The Utes (4-4, 1-4 Pac-12) have sunk to the Pac-12 South cellar amid a four-game slide. Utah hit its lowest point yet, falling to Oregon 41-20 after surrendering 347 rushing yards to the Ducks. Questions have arisen for the Utes on both sides of the ball and no easy solutions have appeared on the horizon.
The Bruins (4-4, 2-3 Pac-12) face the possibility of playing without star quarterback Josh Rosen. Success for UCLA this season has come exclusively on Rosen's arm. He has helped compensate for an anemic running game and porous defense.
UCLA holds an 11-4 lead in the all-time series with Utah. The Utes have won two of the last three meetings, but have not beaten the Bruins at home since 2011.
UCLA at Utah
Kickoff: Friday, Nov. 3 at 9:30 p.m. ET
TV Channel: FS1
Three Things to Watch
1. Can Utah get the ground game going?
One staple of Utah's offense in past seasons has been a bruising rushing attack. The Utes are typically strong in the backfield, having churned out multiple 1,000-yard rushers over the past decade. This season, the running game has taken a few steps backward.
For Utah to get back on track in November, getting more consistent production out of the backfield is critical. The Utes have the tools to get it done. Zack Moss seemed poised for a breakout season a few weeks ago when he tallied a season-high 141 rushing yards against USC. Tyler Huntley also is a shifty and mobile quarterback who can make plays with his legs.
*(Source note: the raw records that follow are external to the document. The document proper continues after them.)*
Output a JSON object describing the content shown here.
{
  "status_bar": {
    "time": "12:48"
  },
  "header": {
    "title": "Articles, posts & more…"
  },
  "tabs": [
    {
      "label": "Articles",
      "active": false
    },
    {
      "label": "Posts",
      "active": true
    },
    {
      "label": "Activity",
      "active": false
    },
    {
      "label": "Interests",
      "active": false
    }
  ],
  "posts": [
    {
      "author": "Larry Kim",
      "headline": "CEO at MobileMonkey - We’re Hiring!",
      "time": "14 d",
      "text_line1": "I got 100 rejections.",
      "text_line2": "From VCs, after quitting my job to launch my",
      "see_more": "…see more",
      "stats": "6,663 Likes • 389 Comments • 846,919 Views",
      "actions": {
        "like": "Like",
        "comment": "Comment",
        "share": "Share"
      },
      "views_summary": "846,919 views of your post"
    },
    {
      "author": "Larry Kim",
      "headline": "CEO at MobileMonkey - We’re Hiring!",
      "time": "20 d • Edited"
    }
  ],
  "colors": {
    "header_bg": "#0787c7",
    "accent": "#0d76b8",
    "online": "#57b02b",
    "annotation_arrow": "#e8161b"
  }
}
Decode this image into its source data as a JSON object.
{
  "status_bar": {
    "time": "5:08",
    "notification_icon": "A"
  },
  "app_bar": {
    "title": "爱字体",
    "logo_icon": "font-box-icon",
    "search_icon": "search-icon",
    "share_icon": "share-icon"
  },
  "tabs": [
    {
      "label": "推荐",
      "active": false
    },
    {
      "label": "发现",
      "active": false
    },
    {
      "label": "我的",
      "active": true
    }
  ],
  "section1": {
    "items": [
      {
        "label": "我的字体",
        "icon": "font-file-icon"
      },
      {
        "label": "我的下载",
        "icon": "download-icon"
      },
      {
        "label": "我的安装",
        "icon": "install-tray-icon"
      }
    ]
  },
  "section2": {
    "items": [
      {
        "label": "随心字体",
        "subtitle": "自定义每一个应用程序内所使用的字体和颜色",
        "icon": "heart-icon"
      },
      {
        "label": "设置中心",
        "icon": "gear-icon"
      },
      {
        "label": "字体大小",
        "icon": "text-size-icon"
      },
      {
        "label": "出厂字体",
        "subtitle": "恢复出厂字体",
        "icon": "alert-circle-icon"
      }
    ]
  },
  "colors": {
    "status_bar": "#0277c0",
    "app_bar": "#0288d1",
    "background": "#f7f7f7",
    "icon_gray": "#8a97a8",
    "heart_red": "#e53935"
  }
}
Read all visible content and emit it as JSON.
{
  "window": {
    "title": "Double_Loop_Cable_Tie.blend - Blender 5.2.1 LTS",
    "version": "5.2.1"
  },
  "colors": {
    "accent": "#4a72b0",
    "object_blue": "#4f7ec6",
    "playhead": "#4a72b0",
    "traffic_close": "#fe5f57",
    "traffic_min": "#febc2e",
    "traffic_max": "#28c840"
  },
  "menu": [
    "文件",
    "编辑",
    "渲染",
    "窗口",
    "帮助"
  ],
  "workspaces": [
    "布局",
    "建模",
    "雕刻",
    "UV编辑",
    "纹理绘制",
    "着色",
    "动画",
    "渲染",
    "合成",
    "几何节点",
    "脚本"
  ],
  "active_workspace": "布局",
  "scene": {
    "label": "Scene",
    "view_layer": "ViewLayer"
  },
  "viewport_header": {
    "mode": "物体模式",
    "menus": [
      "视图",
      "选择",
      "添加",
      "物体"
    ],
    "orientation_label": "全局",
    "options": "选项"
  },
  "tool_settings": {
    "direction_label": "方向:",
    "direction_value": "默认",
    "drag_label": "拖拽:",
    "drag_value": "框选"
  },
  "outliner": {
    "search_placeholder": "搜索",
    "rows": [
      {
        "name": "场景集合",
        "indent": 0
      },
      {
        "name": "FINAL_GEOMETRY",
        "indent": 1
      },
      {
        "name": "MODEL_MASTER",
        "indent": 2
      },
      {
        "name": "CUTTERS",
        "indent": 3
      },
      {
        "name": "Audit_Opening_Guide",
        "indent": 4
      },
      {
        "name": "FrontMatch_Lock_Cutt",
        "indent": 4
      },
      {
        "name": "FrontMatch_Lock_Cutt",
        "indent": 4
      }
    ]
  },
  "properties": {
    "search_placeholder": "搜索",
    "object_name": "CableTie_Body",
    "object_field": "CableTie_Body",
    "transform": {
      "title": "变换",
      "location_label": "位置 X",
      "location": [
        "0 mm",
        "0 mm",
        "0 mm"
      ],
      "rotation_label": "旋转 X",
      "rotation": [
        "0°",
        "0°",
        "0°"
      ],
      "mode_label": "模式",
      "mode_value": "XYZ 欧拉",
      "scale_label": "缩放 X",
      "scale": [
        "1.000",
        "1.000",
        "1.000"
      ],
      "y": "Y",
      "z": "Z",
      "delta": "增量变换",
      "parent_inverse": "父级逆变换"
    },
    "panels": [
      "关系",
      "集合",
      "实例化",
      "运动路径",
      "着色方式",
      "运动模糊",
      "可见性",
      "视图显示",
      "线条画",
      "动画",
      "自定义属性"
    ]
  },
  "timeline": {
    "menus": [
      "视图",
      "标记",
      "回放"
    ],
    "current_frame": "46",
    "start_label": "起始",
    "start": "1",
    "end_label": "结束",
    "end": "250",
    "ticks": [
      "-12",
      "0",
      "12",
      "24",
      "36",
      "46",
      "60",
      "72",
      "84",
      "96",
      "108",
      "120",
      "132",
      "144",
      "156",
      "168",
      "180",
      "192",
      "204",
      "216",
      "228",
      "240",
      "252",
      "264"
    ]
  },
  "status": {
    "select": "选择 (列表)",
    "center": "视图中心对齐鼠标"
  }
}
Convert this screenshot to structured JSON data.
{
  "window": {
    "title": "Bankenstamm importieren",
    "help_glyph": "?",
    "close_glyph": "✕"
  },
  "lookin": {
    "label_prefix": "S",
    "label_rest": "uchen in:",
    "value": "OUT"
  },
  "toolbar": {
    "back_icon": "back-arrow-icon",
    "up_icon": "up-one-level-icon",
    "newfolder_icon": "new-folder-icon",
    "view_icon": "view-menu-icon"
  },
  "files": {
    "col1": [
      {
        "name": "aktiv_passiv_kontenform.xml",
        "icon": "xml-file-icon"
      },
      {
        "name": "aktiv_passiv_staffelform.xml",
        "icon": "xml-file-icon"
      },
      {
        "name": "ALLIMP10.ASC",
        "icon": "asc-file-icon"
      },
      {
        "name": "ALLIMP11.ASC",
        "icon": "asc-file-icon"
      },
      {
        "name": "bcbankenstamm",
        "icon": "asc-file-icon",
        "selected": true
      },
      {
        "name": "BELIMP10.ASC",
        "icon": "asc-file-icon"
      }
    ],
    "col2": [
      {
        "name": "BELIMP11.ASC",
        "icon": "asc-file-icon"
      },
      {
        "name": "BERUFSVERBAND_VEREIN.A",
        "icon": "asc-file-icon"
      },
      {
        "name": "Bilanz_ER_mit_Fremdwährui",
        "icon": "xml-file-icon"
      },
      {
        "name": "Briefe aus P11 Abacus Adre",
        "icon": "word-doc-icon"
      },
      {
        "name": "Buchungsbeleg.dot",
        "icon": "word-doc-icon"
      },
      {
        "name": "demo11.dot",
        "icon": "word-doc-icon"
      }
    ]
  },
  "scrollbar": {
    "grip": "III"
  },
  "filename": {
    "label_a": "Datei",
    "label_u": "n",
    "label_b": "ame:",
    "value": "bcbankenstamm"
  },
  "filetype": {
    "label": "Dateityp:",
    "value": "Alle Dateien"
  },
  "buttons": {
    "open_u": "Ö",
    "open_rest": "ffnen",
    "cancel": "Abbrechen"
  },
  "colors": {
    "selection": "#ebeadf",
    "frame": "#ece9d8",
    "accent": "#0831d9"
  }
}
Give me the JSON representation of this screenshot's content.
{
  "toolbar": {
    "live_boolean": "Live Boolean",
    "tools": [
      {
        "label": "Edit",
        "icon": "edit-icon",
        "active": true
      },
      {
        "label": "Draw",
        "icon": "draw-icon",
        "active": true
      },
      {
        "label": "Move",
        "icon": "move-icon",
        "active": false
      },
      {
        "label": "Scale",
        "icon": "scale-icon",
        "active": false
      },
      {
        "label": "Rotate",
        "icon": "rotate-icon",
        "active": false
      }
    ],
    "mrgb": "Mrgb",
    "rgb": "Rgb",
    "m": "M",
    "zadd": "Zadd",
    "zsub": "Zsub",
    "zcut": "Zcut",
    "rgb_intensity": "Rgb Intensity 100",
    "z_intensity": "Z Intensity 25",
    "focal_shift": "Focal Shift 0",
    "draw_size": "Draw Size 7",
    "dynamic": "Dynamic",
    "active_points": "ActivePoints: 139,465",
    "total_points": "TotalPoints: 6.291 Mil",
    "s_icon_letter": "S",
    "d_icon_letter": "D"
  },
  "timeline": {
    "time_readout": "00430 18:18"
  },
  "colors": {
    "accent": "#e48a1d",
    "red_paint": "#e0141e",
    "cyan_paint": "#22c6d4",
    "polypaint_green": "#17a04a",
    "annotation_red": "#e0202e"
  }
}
A major issue for Utah is struggles along the offensive line. The Utes returned only one full-time starter from a season ago and the lack of experience has been felt in run blocking. Run gaps aren't opening up frequently enough and pressure often develops too quickly for Huntley, Moss or other runners to make a play and pick up significant yardage.
Playing against UCLA could be the cure for Utah's run game. The Bruins rank last in the Pac-12 against the run, allowing 307.13 rushing yards per game.
2. Will Josh Rosen be available to play?
Losing Rosen (right) to a shoulder injury ultimately derailed UCLA's season a year ago. History threatens to also leave the Bruins in a precarious spot this fall with the injury bug attacking Rosen once again.
Rosen did not practice on Monday after suffering undisclosed injuries in UCLA's loss to Washington on Saturday. He left the game against the Huskies after throwing for a career-low 93 yards and a touchdown on 12-of-21 passing. His status for Friday's game remains in doubt. Backup quarterbacks Devon Modster and Matt Lynch took all of the reps in practice with Rosen unable to participate.
Modster finished the game against the Huskies and threw for 77 yards and a touchdown on 7-of-12 passing. The redshirt freshman had appeared in only one other game this season, getting some mop-up time against Hawaii.
UCLA head coach Jim Mora said Rosen does not need to practice in order to play this week. Still, if he can't go, it would deprive the Bruins of their most reliable offensive weapon. Rosen leads the Pac-12 in total passing yards (2,713), passing yards per game (339.1) and total offense (333.9 ypg).
3. Will either defense get consistent stops?
Both Utah and UCLA lit up the scoreboard when the two teams met in Los Angeles a year ago. Joe Williams rushed for a school-record 332 yards to lead the Utes to a 52-45 victory. It's a safe bet that more scoreboard fireworks are on the way this season.
The Bruins possess the worst all-around defense among Pac-12 teams. UCLA allows a league-worst 487.5 yards per game and yields 37.6 points per game, ahead of only Oregon State. In four losses, the Bruins have allowed opponents to score 49.3 points per contest.
Utah's defense dropped off a cliff over the last half of October, largely because the Utes have struggled to stop the run. Utah has allowed 224.4 rushing yards per game against Pac-12 opponents. Lingering injuries to key defensive players like Bradlee Anae, Kylie Fitts, Chase Hansen and Sunia Tauteoli have been part of the problem.
It isn't too dramatic to say the season hangs in the balance for both teams on Friday. Both Utah and UCLA likely need a win here to qualify for a bowl game. The loser could very well finish the season without six wins, since both teams have tough opponents still ahead. With Josh Rosen questionable to play, this seems like the best remaining chance for the Utes to turn things around.
Prediction: Utah 27, UCLA 24
— Written by John Coon, who is part of the Athlon Contributor Network. Coon has more than a decade of experience covering sports for different publications and outlets, including The Associated Press, Salt Lake Tribune, ESPN, Deseret News, MaxPreps, Yahoo! Sports and many others. Follow him on Twitter @johncoonsports.